Shinkai Karokhail, the former consul general at the Afghan consulate in Toronto and now one of Afghanistan’s female parliamentarians in exile, strikes a cautionary tone. “The Taliban will play the game with the international community as long as the attention of the world is on them,” she tells me from her new home in Mississauga, Ont. “But they have their own reasons for being vague about their intentions when it comes to the rights of women. Many of their fighters and commanders are uneducated villagers with ultra-conservative values; if the leadership appears to be too soft, if they are seen to be giving in to demands from the international community, those people will leave the Taliban and join groups like ISIS.”
It’s those radicals in the ranks of the Taliban that still strike fear into the hearts of many Afghans. Mohseni is terrified of them. Her attempts to leave Afghanistan through Pakistan failed. Neither the Australians nor the Canadians responded to her pleas for safety. Finding work proved equally frustrating. Without proper documentation, no Pakistani or foreign NGO would hire her, despite her impressive skills and resumé. By the beginning of November, the family had run out of money and was forced to return to Kandahar.
Since returning, Mohseni has managed to find work with an international NGO, though she asked me not to disclose which one, fearing repercussions if any of the “radicals” among the Taliban find out. She travels to and from work in a burka, fearful every time she leaves her home or her office that she will be kidnapped or killed. She has heard stories of such things happening from friends and relatives.
Like Nishan, the medical student, Mohseni now wonders if it was all worth it. She sacrificed her teenage years to chase the dream of becoming a “professional woman,” she says. “I had an idea of what my future life was supposed to look like. I used to picture it in my mind all the time, especially when I was feeling tired. It would give me energy. Now, if I think about that future me, all I do is cry.”

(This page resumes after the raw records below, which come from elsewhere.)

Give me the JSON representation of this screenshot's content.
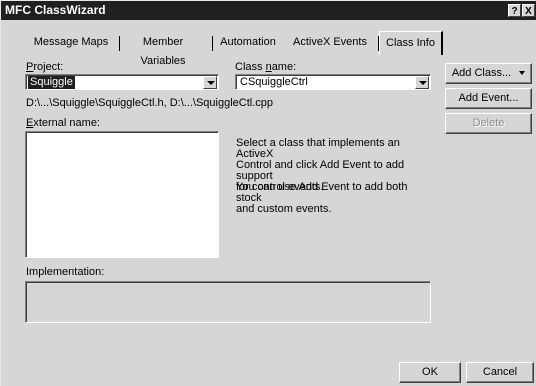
{
  "window": {
    "title": "MFC ClassWizard",
    "help_button": "?",
    "close_button": "X"
  },
  "tabs": [
    {
      "label": "Message Maps"
    },
    {
      "label": "Member Variables"
    },
    {
      "label": "Automation"
    },
    {
      "label": "ActiveX Events"
    },
    {
      "label": "Class Info"
    }
  ],
  "form": {
    "project_label": "Project:",
    "project_value": "Squiggle",
    "class_name_label": "Class name:",
    "class_name_value": "CSquiggleCtrl",
    "file_path": "D:\\...\\Squiggle\\SquiggleCtl.h, D:\\...\\SquiggleCtl.cpp",
    "external_name_label": "External name:",
    "info_text_1": "Select a class that implements an ActiveX\nControl and click Add Event to add support\nfor control events.",
    "info_text_2": "You can use Add Event to add both stock\nand custom events.",
    "implementation_label": "Implementation:"
  },
  "side_buttons": {
    "add_class": "Add Class...",
    "add_event": "Add Event...",
    "delete": "Delete"
  },
  "footer_buttons": {
    "ok": "OK",
    "cancel": "Cancel"
  }
}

The lost future haunts Mohseni and Nishan, as well as thousands of other Afghan women who benefitted from the international project in Afghanistan. For many, it feels like a betrayal, of promises made and unkept. The unravelling of their nation has been the unravelling, too, of their own lives.
This article appears in print in the February 2022 issue of Maclean’s magazine with the headline, “Those left behind.” Subscribe to the monthly print magazine here.